WASHINGTON – Special counsel Robert Mueller filed his first criminal charges against Russian nationals and businesses on Friday for what he called a wide-ranging effort to undermine the 2016 presidential election, including by "supporting the presidential campaign of then-candidate Donald J. Trump."
Notice how they claimed the Russians were supporting Trump. But when we listened to Rod Rosenstein, we hear him saying no Americans were involved in this attempt to corrupt the election.
Rest of the report:
The indictment charges 13 Russian nationals and three businesses – including an internet firm tied to the Kremlin – with conspiracy, identity theft, and failing to register as foreign agents.
In the indictment, Mueller charged that some of the Russians, posing as Americans, "communicated with unwitting individuals" associated with Trump's 2016 campaign "to seek to coordinate political activities."
The charges are the government's most detailed accounting to date of an effort by Russian operatives to sow distrust in the U.S. political system and to influence the outcome of the presidential election.
Deputy Attorney General Rod Rosenstein said that the charges do not allege that the operation "altered the outcome of the election." Nor, he said, does it suggest that any Americans knew they were dealing with Russian operatives.
The charges are the latest salvo in Mueller's investigation of Russian election interference. Last year, prosecutors brought charges against four people tied to Trump's campaign, including his former campaign chairman Paul Manafort and his ex-national security adviser Mike Flynn.
Prosecutors allege that the Russian Internet Research Agency and others spread messages on social media to promote Trump's candidacy and to criticize his political rival Hillary Clinton. They also alleged that some of the Russian operatives organized rallies supporting Trump and traveled to the United States to gather information.
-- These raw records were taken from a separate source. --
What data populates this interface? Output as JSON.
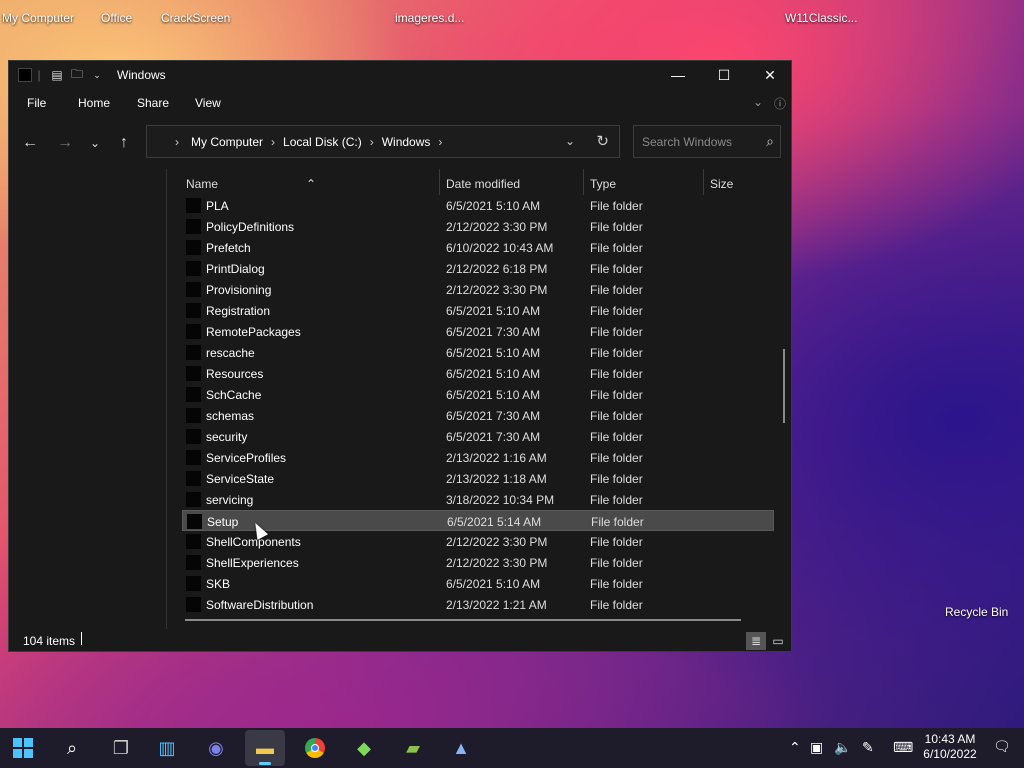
{
  "desktop": {
    "icons": [
      {
        "label": "My Computer"
      },
      {
        "label": "Office"
      },
      {
        "label": "CrackScreen"
      },
      {
        "label": "imageres.d..."
      },
      {
        "label": "W11Classic..."
      },
      {
        "label": "Recycle Bin"
      }
    ]
  },
  "window": {
    "title": "Windows",
    "menu": [
      "File",
      "Home",
      "Share",
      "View"
    ],
    "breadcrumb": [
      "My Computer",
      "Local Disk (C:)",
      "Windows"
    ],
    "search_placeholder": "Search Windows",
    "columns": {
      "name": "Name",
      "date": "Date modified",
      "type": "Type",
      "size": "Size"
    },
    "rows": [
      {
        "name": "PLA",
        "date": "6/5/2021 5:10 AM",
        "type": "File folder"
      },
      {
        "name": "PolicyDefinitions",
        "date": "2/12/2022 3:30 PM",
        "type": "File folder"
      },
      {
        "name": "Prefetch",
        "date": "6/10/2022 10:43 AM",
        "type": "File folder"
      },
      {
        "name": "PrintDialog",
        "date": "2/12/2022 6:18 PM",
        "type": "File folder"
      },
      {
        "name": "Provisioning",
        "date": "2/12/2022 3:30 PM",
        "type": "File folder"
      },
      {
        "name": "Registration",
        "date": "6/5/2021 5:10 AM",
        "type": "File folder"
      },
      {
        "name": "RemotePackages",
        "date": "6/5/2021 7:30 AM",
        "type": "File folder"
      },
      {
        "name": "rescache",
        "date": "6/5/2021 5:10 AM",
        "type": "File folder"
      },
      {
        "name": "Resources",
        "date": "6/5/2021 5:10 AM",
        "type": "File folder"
      },
      {
        "name": "SchCache",
        "date": "6/5/2021 5:10 AM",
        "type": "File folder"
      },
      {
        "name": "schemas",
        "date": "6/5/2021 7:30 AM",
        "type": "File folder"
      },
      {
        "name": "security",
        "date": "6/5/2021 7:30 AM",
        "type": "File folder"
      },
      {
        "name": "ServiceProfiles",
        "date": "2/13/2022 1:16 AM",
        "type": "File folder"
      },
      {
        "name": "ServiceState",
        "date": "2/13/2022 1:18 AM",
        "type": "File folder"
      },
      {
        "name": "servicing",
        "date": "3/18/2022 10:34 PM",
        "type": "File folder"
      },
      {
        "name": "Setup",
        "date": "6/5/2021 5:14 AM",
        "type": "File folder",
        "selected": true
      },
      {
        "name": "ShellComponents",
        "date": "2/12/2022 3:30 PM",
        "type": "File folder"
      },
      {
        "name": "ShellExperiences",
        "date": "2/12/2022 3:30 PM",
        "type": "File folder"
      },
      {
        "name": "SKB",
        "date": "6/5/2021 5:10 AM",
        "type": "File folder"
      },
      {
        "name": "SoftwareDistribution",
        "date": "2/13/2022 1:21 AM",
        "type": "File folder"
      }
    ],
    "status": {
      "item_count": "104 items"
    }
  },
  "taskbar": {
    "apps": [
      {
        "icon": "windows-start-icon"
      },
      {
        "icon": "search-icon"
      },
      {
        "icon": "task-view-icon"
      },
      {
        "icon": "widgets-icon"
      },
      {
        "icon": "chat-icon"
      },
      {
        "icon": "file-explorer-icon",
        "active": true
      },
      {
        "icon": "chrome-icon"
      },
      {
        "icon": "bluestacks-icon"
      },
      {
        "icon": "notepad-plus-icon"
      },
      {
        "icon": "app-icon"
      }
    ],
    "clock": {
      "time": "10:43 AM",
      "date": "6/10/2022"
    },
    "accent": "#60cdff"
  }
}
Other parts of the operation appeared more focused on picking at Americans' political divisions. After Trump was elected, Rosenstein said, the Russian operatives organized competing rallies on the same day both supporting and opposing him.